+ + +


We have discussed who I want to be and what I want to be doing five years from now.


+ + +


We have discussed what it means to earn a high school diploma.


+ + +


I have discussed with a trusted adult what I really want and what I’m willing to do to get what I want.


+ + +


I have invested in some quiet time, thinking about answers to these questions:
What should I start doing?
What should I stop doing?
What should I continue doing?


+ + +


Who are some of  the wisest adults you know?
Pick two of them and have a one-on-one talk with each of them about answers to these questions.
What’s right with the world?
    What should I do to build on and strengthen what’s right?
What’s wrong with the world?
    What should I do to change things for the better?


+ + +


I have discussed with a trusted adult what kind of relationships I want to have – with family, with friends, at school, at work, etc.


+ + +


I have discussed with a trusted adult what is my life’s purpose.


+ + +


Which adults among your family and friends are most mature?
Pick the best two and, in separate one-on-one meetings, talk about these four items:
    1.    What does it mean to be a maturing human being?
    2.    What are some helpful physical and mental habits that promote maturity?
    3.    Is there a spiritual dimension to the human being?  If so, what are some helpful spiritual habits that promote maturity?
    4.    Discuss some of the best teachers and books that deal with the maturation process.

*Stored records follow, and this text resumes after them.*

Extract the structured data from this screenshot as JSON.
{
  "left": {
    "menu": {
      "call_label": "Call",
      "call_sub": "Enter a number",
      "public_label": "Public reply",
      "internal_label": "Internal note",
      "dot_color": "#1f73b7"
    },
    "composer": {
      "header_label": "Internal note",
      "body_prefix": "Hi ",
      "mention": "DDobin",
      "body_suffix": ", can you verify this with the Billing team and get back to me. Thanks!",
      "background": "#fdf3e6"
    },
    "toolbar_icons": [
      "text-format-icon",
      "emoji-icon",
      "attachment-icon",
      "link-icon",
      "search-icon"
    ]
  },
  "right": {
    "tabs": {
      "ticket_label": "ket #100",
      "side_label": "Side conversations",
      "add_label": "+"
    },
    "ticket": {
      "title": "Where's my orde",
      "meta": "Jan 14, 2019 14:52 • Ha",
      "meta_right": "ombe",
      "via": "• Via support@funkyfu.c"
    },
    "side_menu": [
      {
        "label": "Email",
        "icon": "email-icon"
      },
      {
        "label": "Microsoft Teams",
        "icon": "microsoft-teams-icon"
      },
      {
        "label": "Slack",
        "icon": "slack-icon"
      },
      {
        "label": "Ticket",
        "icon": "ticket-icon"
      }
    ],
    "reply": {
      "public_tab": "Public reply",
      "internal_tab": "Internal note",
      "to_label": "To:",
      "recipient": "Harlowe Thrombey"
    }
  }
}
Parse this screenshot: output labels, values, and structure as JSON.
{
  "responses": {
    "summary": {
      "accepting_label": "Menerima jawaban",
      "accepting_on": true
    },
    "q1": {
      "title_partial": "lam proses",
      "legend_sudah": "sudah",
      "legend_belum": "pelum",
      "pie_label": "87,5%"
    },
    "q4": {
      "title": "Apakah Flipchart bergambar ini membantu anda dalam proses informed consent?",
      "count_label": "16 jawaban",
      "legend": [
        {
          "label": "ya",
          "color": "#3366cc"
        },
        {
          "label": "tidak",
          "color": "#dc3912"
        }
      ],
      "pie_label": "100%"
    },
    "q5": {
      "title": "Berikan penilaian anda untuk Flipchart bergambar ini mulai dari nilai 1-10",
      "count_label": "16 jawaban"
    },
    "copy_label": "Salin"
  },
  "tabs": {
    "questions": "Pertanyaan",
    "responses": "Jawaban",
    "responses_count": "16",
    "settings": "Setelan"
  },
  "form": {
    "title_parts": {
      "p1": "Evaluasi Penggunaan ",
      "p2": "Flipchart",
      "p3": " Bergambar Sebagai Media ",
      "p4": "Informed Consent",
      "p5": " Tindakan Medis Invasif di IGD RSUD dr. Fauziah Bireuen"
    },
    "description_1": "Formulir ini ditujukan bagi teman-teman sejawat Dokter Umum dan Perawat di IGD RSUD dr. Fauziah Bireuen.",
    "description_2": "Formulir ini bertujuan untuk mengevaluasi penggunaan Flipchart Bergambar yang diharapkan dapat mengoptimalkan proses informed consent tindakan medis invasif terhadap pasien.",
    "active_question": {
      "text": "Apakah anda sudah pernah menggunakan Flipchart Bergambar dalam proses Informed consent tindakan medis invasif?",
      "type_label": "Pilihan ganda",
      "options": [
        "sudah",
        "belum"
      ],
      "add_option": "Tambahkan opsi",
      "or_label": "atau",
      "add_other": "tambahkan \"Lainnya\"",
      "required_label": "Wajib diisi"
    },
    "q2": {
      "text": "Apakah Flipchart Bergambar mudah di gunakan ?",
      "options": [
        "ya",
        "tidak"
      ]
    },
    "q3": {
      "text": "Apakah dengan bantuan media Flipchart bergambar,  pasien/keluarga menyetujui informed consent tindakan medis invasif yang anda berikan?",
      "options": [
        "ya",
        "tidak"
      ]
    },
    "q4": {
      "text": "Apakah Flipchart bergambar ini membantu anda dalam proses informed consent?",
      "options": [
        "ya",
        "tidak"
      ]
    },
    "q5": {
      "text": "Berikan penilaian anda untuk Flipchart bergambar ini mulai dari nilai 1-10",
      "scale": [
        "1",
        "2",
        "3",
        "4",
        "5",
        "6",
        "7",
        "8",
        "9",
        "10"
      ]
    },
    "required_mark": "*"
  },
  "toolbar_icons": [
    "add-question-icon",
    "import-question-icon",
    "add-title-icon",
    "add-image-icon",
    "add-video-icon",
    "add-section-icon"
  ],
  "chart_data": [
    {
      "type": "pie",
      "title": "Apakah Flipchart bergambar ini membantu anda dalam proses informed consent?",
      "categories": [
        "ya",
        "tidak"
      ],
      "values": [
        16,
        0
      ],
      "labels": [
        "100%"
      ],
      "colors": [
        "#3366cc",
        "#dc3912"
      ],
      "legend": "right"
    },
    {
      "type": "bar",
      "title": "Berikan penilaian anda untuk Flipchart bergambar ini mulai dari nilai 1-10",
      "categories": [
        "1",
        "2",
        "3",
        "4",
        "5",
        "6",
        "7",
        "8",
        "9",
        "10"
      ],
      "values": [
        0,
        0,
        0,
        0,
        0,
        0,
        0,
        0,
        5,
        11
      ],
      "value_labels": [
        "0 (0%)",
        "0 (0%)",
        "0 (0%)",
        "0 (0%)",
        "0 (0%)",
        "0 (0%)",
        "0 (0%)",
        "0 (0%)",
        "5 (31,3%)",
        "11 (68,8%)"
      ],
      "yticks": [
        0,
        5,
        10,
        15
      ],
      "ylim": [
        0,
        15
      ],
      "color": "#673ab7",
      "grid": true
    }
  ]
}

+ + +


I have discussed with a trusted adult my vision of what making a difference for the better means for me at age 16, 18, 21, 25, 30 ... .
With the help of family, friends, and other resources, I am willing to do my best to make a difference for the better throughout my lifetime.


+ + +


I have discussed with a trusted adult those personal habits and practices which will help me be prepared for a crisis so that I may keep my cool even if others may be losing theirs.


+ + +


We have discussed a few virtues which everyone should practice.


+ + +


We have discussed school spirit, city spirit, national spirit, global spirit, universal spirit, or any other spirit.


+ + +


Which adults among your family and friends are the best problem solvers?
Pick the best two and, in separate one-on-one meetings, ask these four questions:
    1.    What are some basic attitudes toward life that are important to have before beginning the problem solving process?
    2.    What steps do you take to solve a problem?
    3.    What is one of the biggest problems you solved in the past?
    4.    What is one of the biggest problems you face now?
We have discussed some of the human qualities that make for good problem solving.


+ + +


We have discussed some of the things that every person can do to live well.


+ + +


We have discussed how to keep a positive, optimistic attitude in the midst of challenging economic conditions.


+ + +


We have talked about our answers to the question, “Throughout history, who are some of the best teachers ever – in all and any subjects?”


+ + +


We have discussed what it means to earn a high school diploma.


+ + +


According to www.census.gov, the world’s population will reach 7,000,000,000 in April 2012.  We have discussed what could be done so that every creature on the planet has access to sufficient amounts of fresh air, clear water, and nutritious food.